Here are the first entries from the prologue of one of my upcoming novels “Darker Homes than These” – Please enjoy!
In the first hours of the morning, I could see over the horizon the little specks of their ships glinting green in the orange light. There were, at first, just enough to give the impression that they might be something else. Balloons maybe or a trick of light playing on the backs of birds, but soon there were so many and they were moving so straight and too fast. I can remember the freezing feeling in my stomach. The ice water that came up my back and into my brain. The thought – they’re coming for us all – this is the end.
I was right. It was the end.
When I think back on it now, it hardly seems real. It seems like there was another Jardin Kin and in the other Jardin’s dreams there was a place called Aratea where she lived with her pretty mother and kind father in the small, black building by Hart Seaport. There was another Jardin who dreamed that fishermen, skittered over the green waters in silver crafts and hauled in tarpers and rie and feasers by the hundreds for quietly smiling shop keepers to cook and plate for tourists. It had been just a dream.
I moved the little flap open to peek into the valley again. The sky was different now, not as bright, not as open, and not as friendly. The flickers of light that marked the invasion nine years ago had evolved into what looked like hanging black and green icicles of machinery. These were their ships, out beyond the atmosphere, always pointed toward earth, like someone had shattered the teeth of a gangrenous dragon and scattered them among the stars. Inside these mechanized teeth, lived the Yi.
My father and I encountered one the very first day of the invasion. It had eaten Homer, our dog, and was busy tearing into my dad’s retro trans. I think he’d only flown it twice. I can still hear the sound that Homer made just before we got to the garage. Sometimes, I can drink enough to forget it for a few hours and sometimes I can forget it for a few days if I am scared or distracted enough.
When you see one, you’ll do what the rest of us did, freeze with fear. You can’t help it. Someone can describe one to you or you might see one on a video clip or in a photo. It doesn’t matter. You will freeze just for a moment… or longer. After that, the thought of their “faces” will then never be far from you – even though you will not be able to describe exactly what you’ve seen. We just don’t have anything like that on Aratea. We don’t have anything that has more than one face inside its face. Further, the only beings we have that are as cold and cruel as the Yi are our insects, but insects don’t even come close to the pure disregard and empty urge that the things have glittering in their too many eyes. They are thinking. All the eyes are thinking. That’s the worst of it. You can tell they are regarding you, all of the “faces” thinking about you – none of its thoughts could you ever understand.

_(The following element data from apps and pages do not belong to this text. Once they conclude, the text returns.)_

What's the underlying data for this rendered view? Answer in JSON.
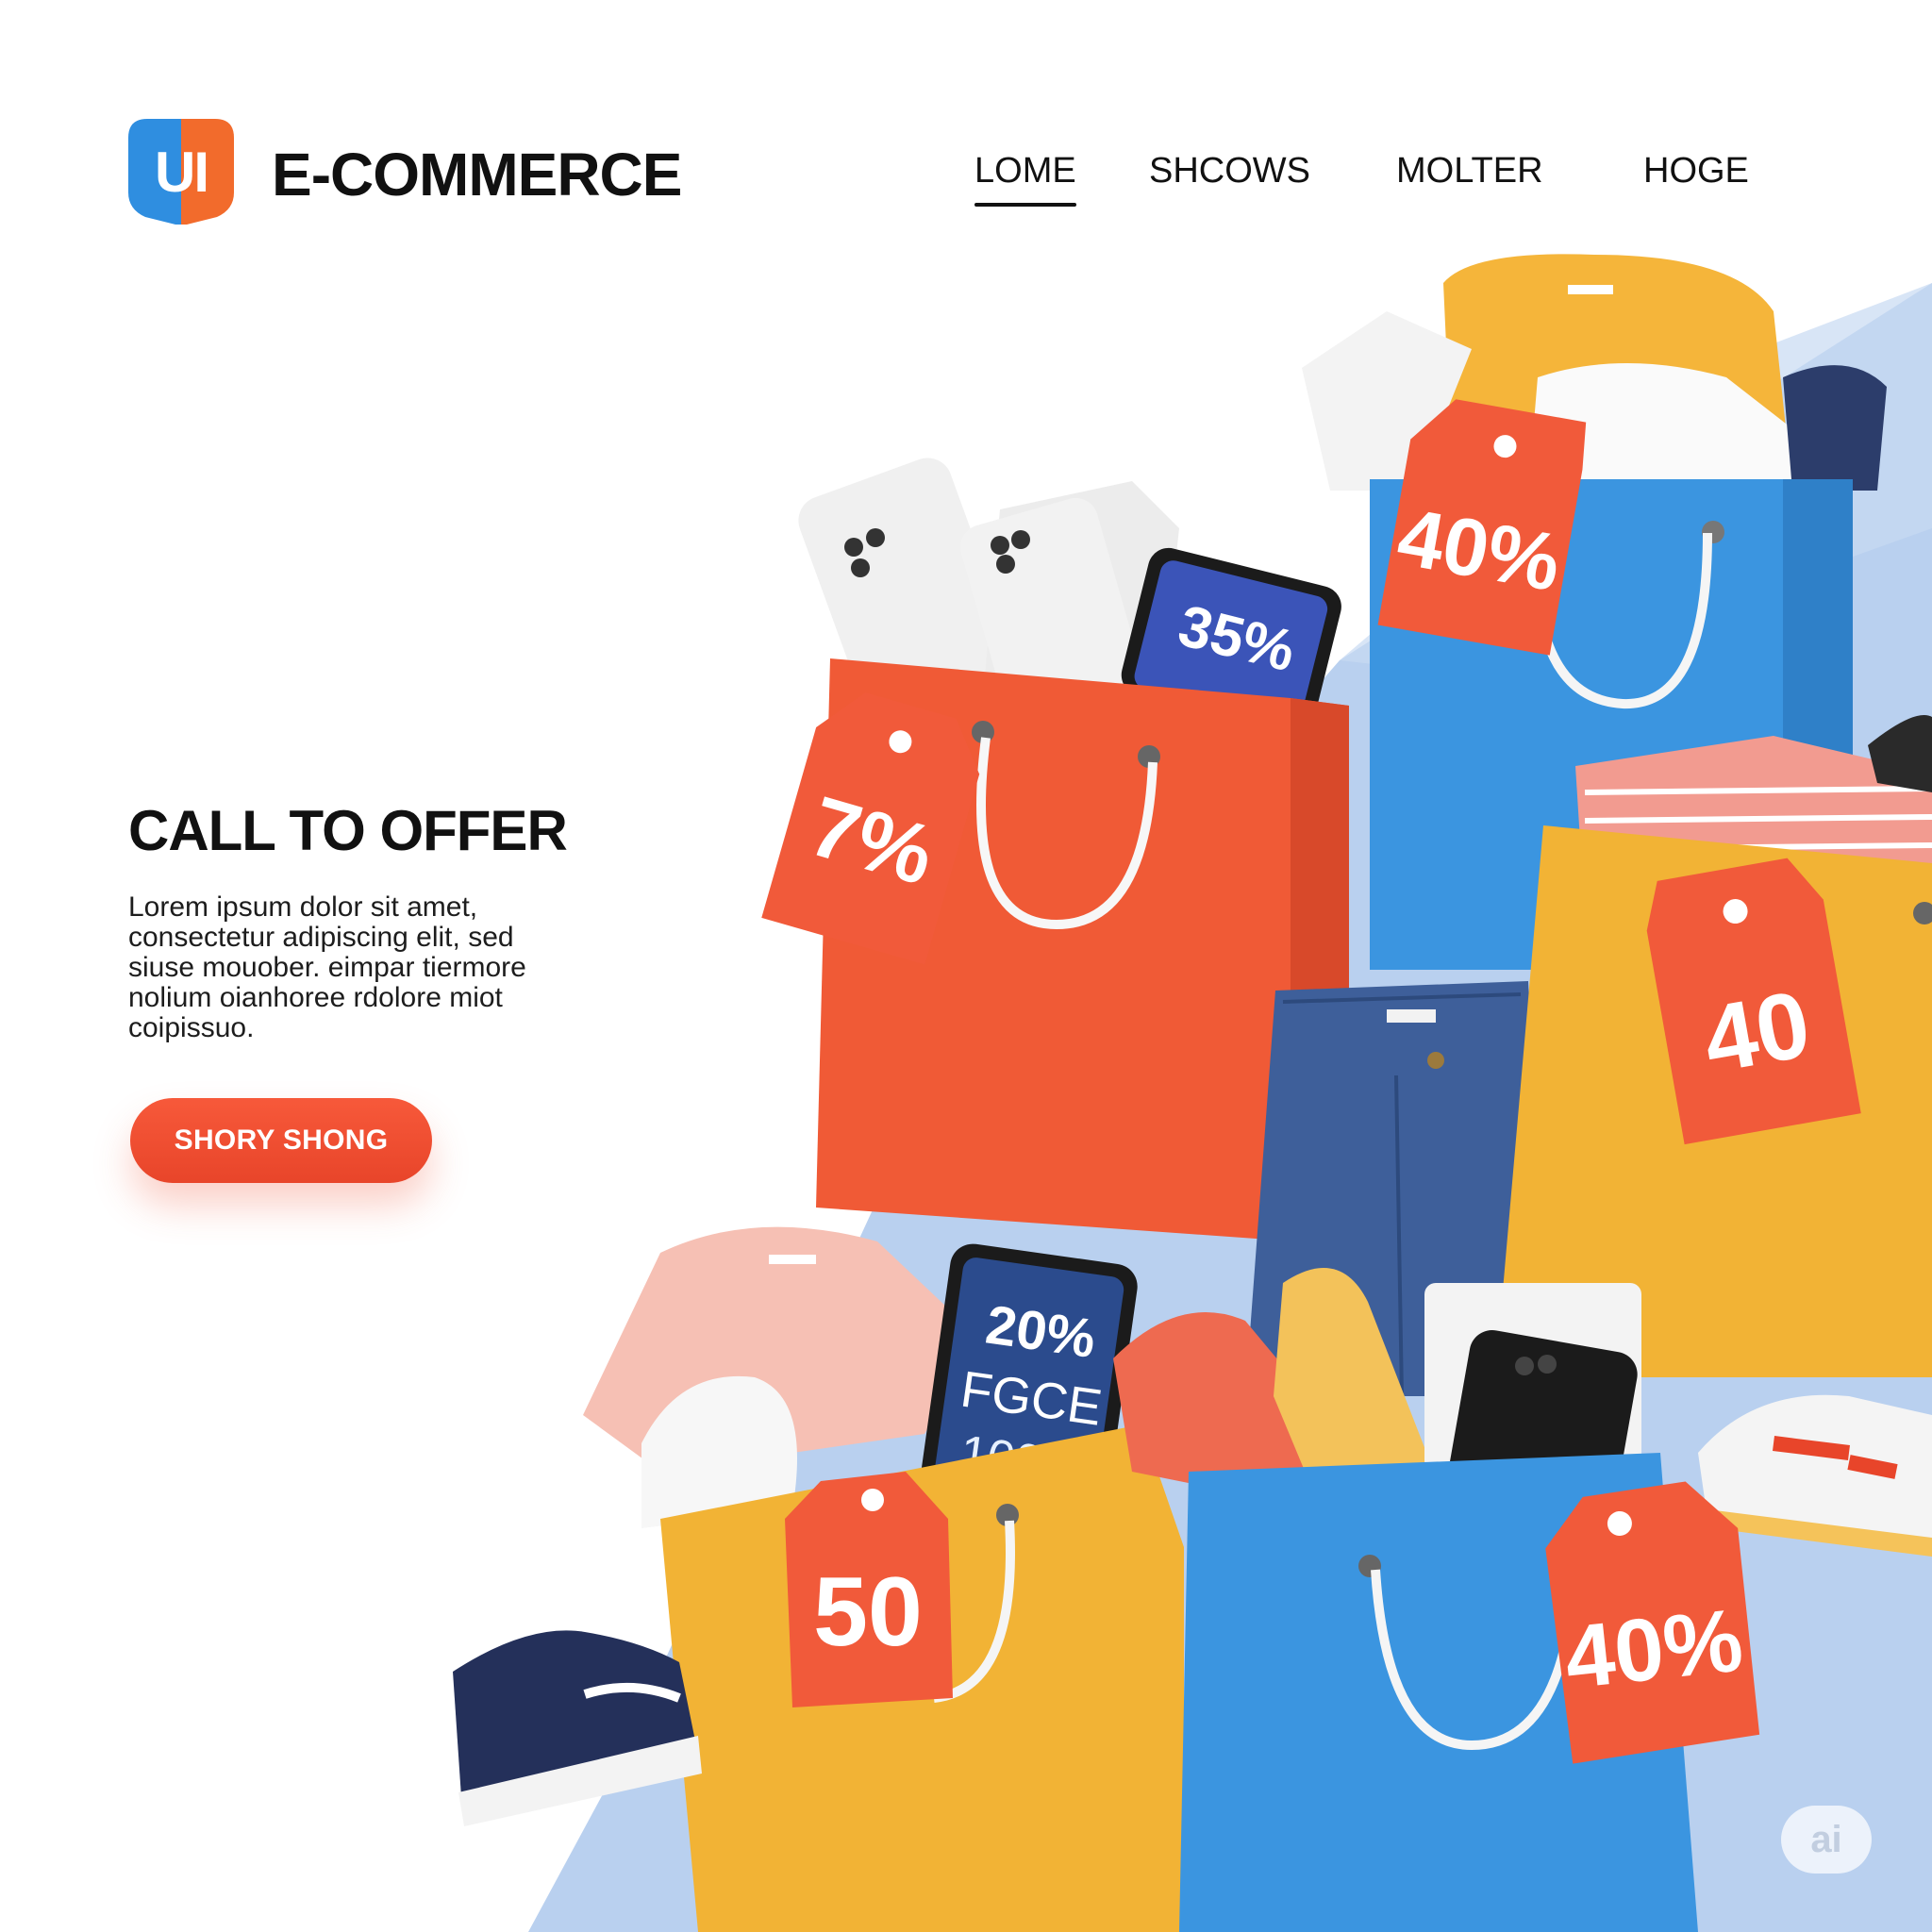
{
  "header": {
    "logo_text": "UI",
    "brand_name": "E-COMMERCE",
    "nav": [
      {
        "label": "LOME",
        "active": true
      },
      {
        "label": "SHCOWS",
        "active": false
      },
      {
        "label": "MOLTER",
        "active": false
      },
      {
        "label": "HOGE",
        "active": false
      }
    ]
  },
  "hero": {
    "title": "CALL TO OFFER",
    "body_lines": [
      "Lorem ipsum dolor sit amet,",
      "consectetur adipiscing elit, sed",
      "siuse mouober. eimpar tiermore",
      "nolium oianhoree rdolore miot",
      "coipissuo."
    ],
    "cta_label": "SHORY SHONG"
  },
  "discount_tags": [
    {
      "label": "7%",
      "color": "#f15a3a"
    },
    {
      "label": "40%",
      "color": "#f15a3a"
    },
    {
      "label": "40",
      "color": "#f15a3a"
    },
    {
      "label": "50",
      "color": "#f15a3a"
    },
    {
      "label": "40%",
      "color": "#f15a3a"
    }
  ],
  "phone_screens": [
    {
      "lines": [
        "35%"
      ]
    },
    {
      "lines": [
        "20%",
        "FGCE",
        "100%"
      ]
    }
  ],
  "colors": {
    "accent": "#f15a3a",
    "bag_orange": "#f05a36",
    "bag_blue": "#3b95e0",
    "bag_yellow": "#f2b335",
    "backdrop_blue": "#b9d0ef"
  },
  "watermark": "ai"
}
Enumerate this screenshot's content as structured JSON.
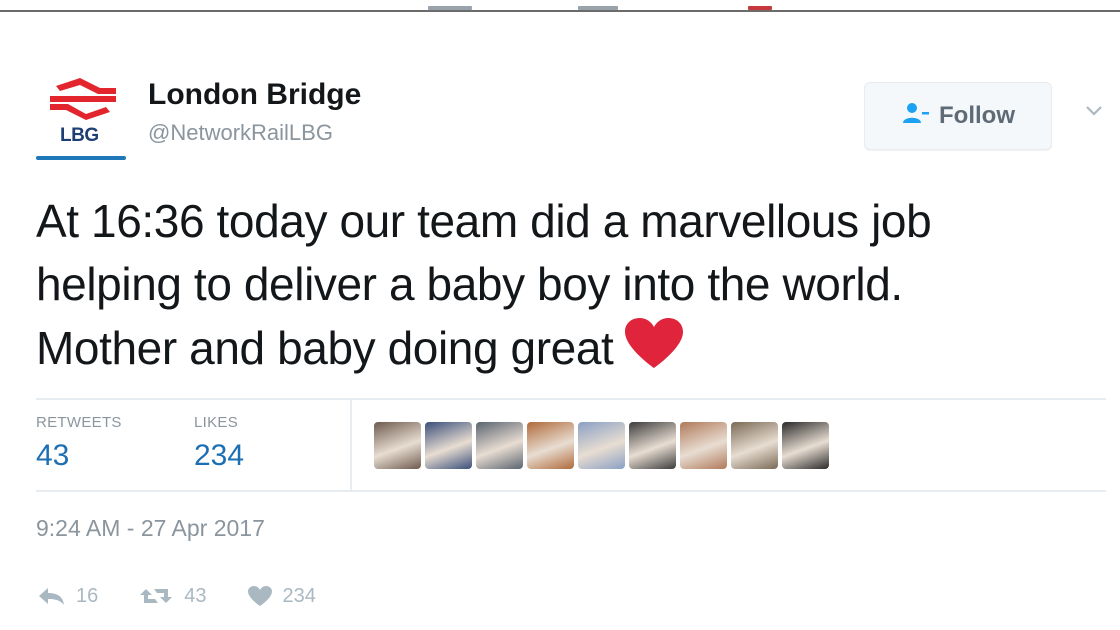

My dad died that day too. He was consumed into the backend of the creature, like everything else it eats, sucked in and pulled apart into layers. Yiologists call the absorbing end the loom. What happens to a living creature when it gets subsumed up in loom? “The Yi-loom absorbs and uses the biomass of its prey to build a sheath.” Dad became a sheath, another layer inside, stretched out, alive, probably conscious…this is why so many people believe that these creatures are demons and not aliens. And why so many believe that the Meta Yi is the devil.
Mom and I stayed above the city in a cave in the side of Mount Mur for nearly a year before the Yi started to get interested in the flora and fauna of the foot hills. We didn’t know why they were coming our way. Maybe they’d run out of terrified people to eat. We weren’t sure that was the case. We still saw lights on in the city, Hart’s buildings weren’t all demolished. We saw trans coming and going – quickly, moving at escaping speeds and odd, off-grid angles into the clouds.
We weren’t so lucky as to have grabbed a trans, and with dad’s being smashed to bits, we’d had to use our legs. We think that’s what saved us in those early days of the invasion. We’d not been packed up in a herd, we weren’t clambering over anyone or out from underneath anyone.
I turned immediately from what was happening to Dad and ran inside for Mom. She was drunk at the window staring at one of the Yi ships that had come too close to the water, it was reflecting the sun like a mirror, so that when she said, “Look, Jardin, there are two suns” and shrugged her wine-slow shoulders, she was right. I grabbed her hand.
“Mom, we have to go now!”
I knew a way through the winding back platforms, down the side of the dock, through the torn fisher’s ship that Darnell was building (so slowly) into a restaurant, and then, into the field that ran parallel to the river. We disappeared there in the apler trees that bent this way and twisted that way and whose long, worried vines brushed our faces. Behind us screams mixing with pops of explosions, gushing and slurping sounds, crashing trans, and always the low, whispering echo of the Yi’s calling to each other, like hideous locust in a demonic painting.
Hush- hush, hush-hush. Hush-hush, hush-hush.